Maintaining good oral health can lead to improved health and well-being of women during pregnancy and overall health later in life. 2
In reality, maternal oral health during pregnancy is not given the highest priority for consultation because the mother is more focused on other physiological changes and events happening to her during pregnancy.
Aside from that, there are also existing myths on oral health care when the woman is pregnant such as “Being pregnant doesn’t affect her mouth”; “pregnant women should avoid dental work” and “never get a dental x-ray while pregnant”.3 These fallacies contribute to the hesitation of pregnant women to seek dental consultation.
However, as health care professionals, holistic and systematic care for all pregnant women should be given with utmost importance. Like any other system when neglected may result in an adverse outcome.
Essentially, there were various studies showing evidence and linking together poor maternal oral health and pregnancy outcomes.

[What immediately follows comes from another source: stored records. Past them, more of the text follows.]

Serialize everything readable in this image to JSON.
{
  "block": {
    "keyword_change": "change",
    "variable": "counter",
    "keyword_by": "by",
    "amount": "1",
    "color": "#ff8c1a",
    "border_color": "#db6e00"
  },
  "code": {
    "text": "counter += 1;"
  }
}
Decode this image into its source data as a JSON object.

These may range from preterm delivery and low birth weight.4 Women who did not receive dental care during pregnancy or did not have a teeth cleaning during pregnancy were at slightly higher risk for preterm delivery. 5
Specifically, there had been studies presenting that there was an association between the occurrences of preterm birth to pregnant mothers who have periodontal disease during pregnancy. 6 There was a potential association between maternal periodontal disease and delivery of a preterm and low birth weight infant.7

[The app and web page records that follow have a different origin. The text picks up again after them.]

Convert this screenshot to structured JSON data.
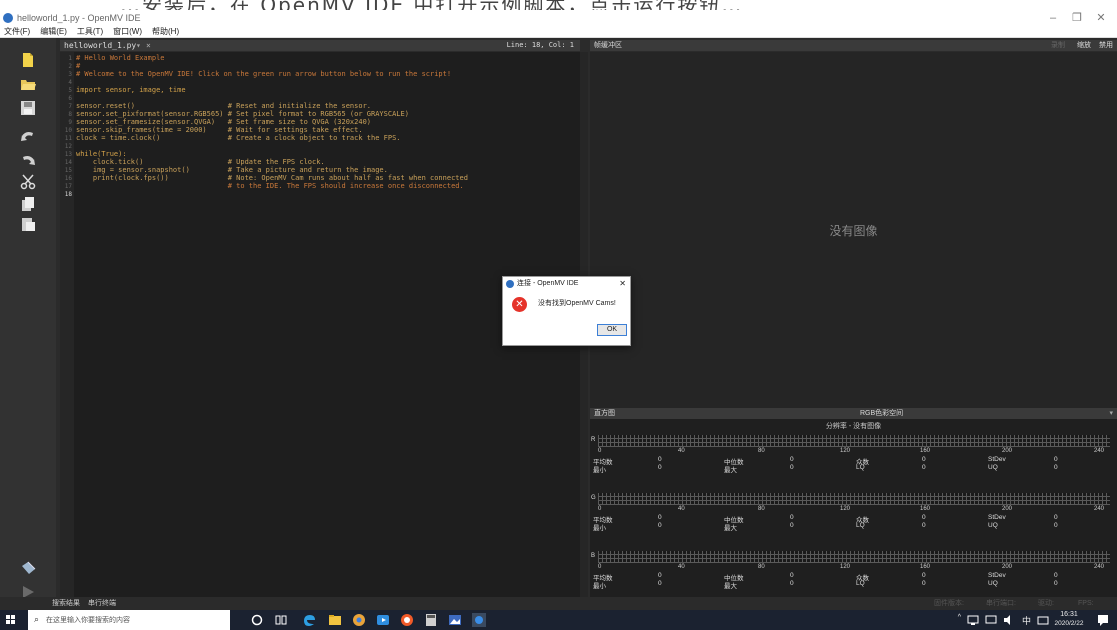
{
  "caption": {
    "text": "…安装后，在 OpenMV IDE 中打开示例脚本，点击运行按钮…"
  },
  "window": {
    "title": "helloworld_1.py - OpenMV IDE",
    "minimize": "–",
    "restore": "❐",
    "close": "✕"
  },
  "menubar": {
    "items": [
      "文件(F)",
      "编辑(E)",
      "工具(T)",
      "窗口(W)",
      "帮助(H)"
    ]
  },
  "editor": {
    "tab_name": "helloworld_1.py",
    "tab_dropdown": "▾",
    "tab_close": "×",
    "cursor_pos": "Line: 18, Col: 1",
    "line_numbers": [
      "1",
      "2",
      "3",
      "4",
      "5",
      "6",
      "7",
      "8",
      "9",
      "10",
      "11",
      "12",
      "13",
      "14",
      "15",
      "16",
      "17",
      "18"
    ],
    "lines": [
      "# Hello World Example",
      "#",
      "# Welcome to the OpenMV IDE! Click on the green run arrow button below to run the script!",
      "",
      "import sensor, image, time",
      "",
      "sensor.reset()                      # Reset and initialize the sensor.",
      "sensor.set_pixformat(sensor.RGB565) # Set pixel format to RGB565 (or GRAYSCALE)",
      "sensor.set_framesize(sensor.QVGA)   # Set frame size to QVGA (320x240)",
      "sensor.skip_frames(time = 2000)     # Wait for settings take effect.",
      "clock = time.clock()                # Create a clock object to track the FPS.",
      "",
      "while(True):",
      "    clock.tick()                    # Update the FPS clock.",
      "    img = sensor.snapshot()         # Take a picture and return the image.",
      "    print(clock.fps())              # Note: OpenMV Cam runs about half as fast when connected",
      "                                    # to the IDE. The FPS should increase once disconnected.",
      ""
    ]
  },
  "framebuffer": {
    "title": "帧缓冲区",
    "record": "录制",
    "zoom": "缩放",
    "disable": "禁用",
    "no_image": "没有图像"
  },
  "histogram": {
    "title": "直方图",
    "color_space": "RGB色彩空间",
    "dropdown_arrow": "▾",
    "resolution": "分辨率 - 没有图像",
    "channels": [
      {
        "label": "R"
      },
      {
        "label": "G"
      },
      {
        "label": "B"
      }
    ],
    "axis_ticks": [
      "0",
      "40",
      "80",
      "120",
      "160",
      "200",
      "240"
    ],
    "stat_labels": {
      "mean": "平均数",
      "median": "中位数",
      "mode": "众数",
      "stdev": "StDev",
      "min": "最小",
      "max": "最大",
      "lq": "LQ",
      "uq": "UQ"
    },
    "stat_value": "0"
  },
  "statusbar": {
    "left": [
      "搜索结果",
      "串行终端"
    ],
    "right": [
      "固件版本:",
      "串行端口:",
      "驱动:",
      "FPS:"
    ]
  },
  "dialog": {
    "title": "连接 - OpenMV IDE",
    "close": "✕",
    "message": "没有找到OpenMV Cams!",
    "ok": "OK"
  },
  "taskbar": {
    "search_placeholder": "在这里输入你要搜索的内容",
    "search_icon": "⌕",
    "tray_chevron": "^",
    "tray_input": "中",
    "time": "16:31",
    "date": "2020/2/22"
  },
  "colors": {
    "editor_bg": "#1e1e1e",
    "comment": "#c9783a",
    "code": "#c9a15a",
    "taskbar": "#1b2230",
    "error": "#e5332a",
    "accent": "#2f6fc0"
  }
}
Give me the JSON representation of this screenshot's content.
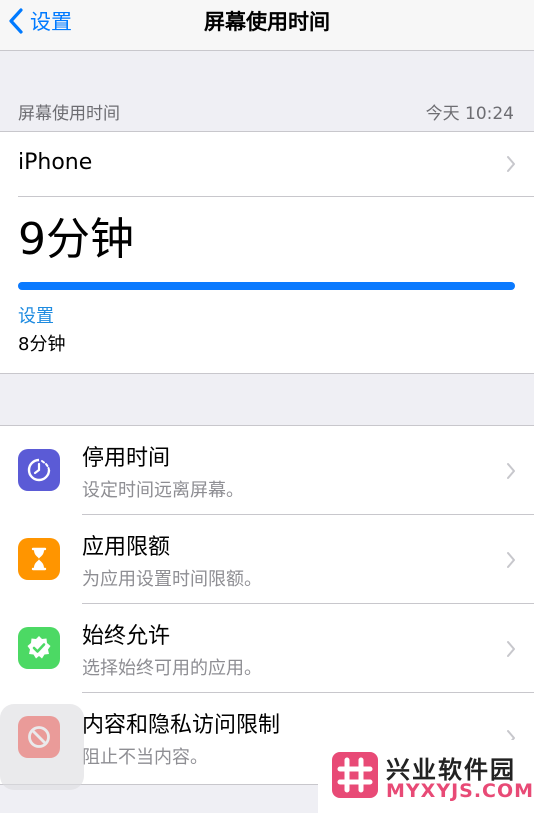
{
  "navbar": {
    "back_label": "设置",
    "title": "屏幕使用时间"
  },
  "usage": {
    "section_label": "屏幕使用时间",
    "timestamp": "今天 10:24",
    "device": "iPhone",
    "total": "9分钟",
    "bar_fill_fraction": 1.0,
    "bar_color": "#0a7aff",
    "category_label": "设置",
    "category_value": "8分钟"
  },
  "menu": [
    {
      "title": "停用时间",
      "subtitle": "设定时间远离屏幕。",
      "icon": "downtime-icon",
      "color": "#5b5bd6"
    },
    {
      "title": "应用限额",
      "subtitle": "为应用设置时间限额。",
      "icon": "hourglass-icon",
      "color": "#ff9500"
    },
    {
      "title": "始终允许",
      "subtitle": "选择始终可用的应用。",
      "icon": "checkmark-badge-icon",
      "color": "#4cd964"
    },
    {
      "title": "内容和隐私访问限制",
      "subtitle": "阻止不当内容。",
      "icon": "restriction-icon",
      "color": "#ff3b30"
    }
  ],
  "watermark": {
    "text": "兴业软件园",
    "url": "MYXYJS.COM"
  }
}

Basically, preterm or premature births are terms describing neonates which are born too early. As early as 1976, incidence of premature infant was already recognized and defined by birth weight less than 2500 g and those delivered before 37 completed weeks or 36 6/7 weeks and younger or earlier. 8

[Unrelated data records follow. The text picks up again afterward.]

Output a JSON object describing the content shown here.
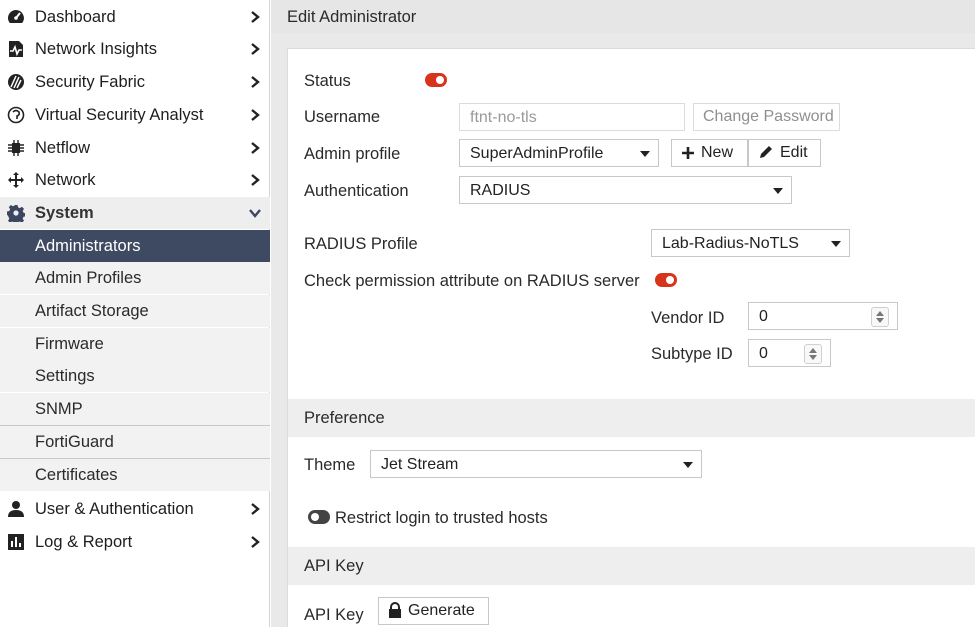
{
  "sidebar": {
    "items": [
      {
        "label": "Dashboard",
        "icon": "dashboard-icon"
      },
      {
        "label": "Network Insights",
        "icon": "network-insights-icon"
      },
      {
        "label": "Security Fabric",
        "icon": "security-fabric-icon"
      },
      {
        "label": "Virtual Security Analyst",
        "icon": "virtual-security-analyst-icon"
      },
      {
        "label": "Netflow",
        "icon": "netflow-icon"
      },
      {
        "label": "Network",
        "icon": "network-icon"
      },
      {
        "label": "System",
        "icon": "gear-icon"
      }
    ],
    "system_children": [
      {
        "label": "Administrators"
      },
      {
        "label": "Admin Profiles"
      },
      {
        "label": "Artifact Storage"
      },
      {
        "label": "Firmware"
      },
      {
        "label": "Settings"
      },
      {
        "label": "SNMP"
      },
      {
        "label": "FortiGuard"
      },
      {
        "label": "Certificates"
      }
    ],
    "bottom_items": [
      {
        "label": "User & Authentication",
        "icon": "user-icon"
      },
      {
        "label": "Log & Report",
        "icon": "log-report-icon"
      }
    ]
  },
  "header": {
    "title": "Edit Administrator"
  },
  "form": {
    "status_label": "Status",
    "username_label": "Username",
    "username_value": "ftnt-no-tls",
    "change_password_label": "Change Password",
    "admin_profile_label": "Admin profile",
    "admin_profile_value": "SuperAdminProfile",
    "new_label": "New",
    "edit_label": "Edit",
    "authentication_label": "Authentication",
    "authentication_value": "RADIUS",
    "radius_profile_label": "RADIUS Profile",
    "radius_profile_value": "Lab-Radius-NoTLS",
    "check_permission_label": "Check permission attribute on RADIUS server",
    "vendor_id_label": "Vendor ID",
    "vendor_id_value": "0",
    "subtype_id_label": "Subtype ID",
    "subtype_id_value": "0"
  },
  "preference": {
    "section_title": "Preference",
    "theme_label": "Theme",
    "theme_value": "Jet Stream",
    "restrict_label": "Restrict login to trusted hosts"
  },
  "api_key": {
    "section_title": "API Key",
    "api_key_label": "API Key",
    "generate_label": "Generate"
  },
  "colors": {
    "accent": "#d8341b",
    "active_nav": "#3e4a61"
  }
}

In 2010, those before < 28 weeks were labelled extremely preterm; while those occurring between 28 – < 32 weeks were very preterm; 32 –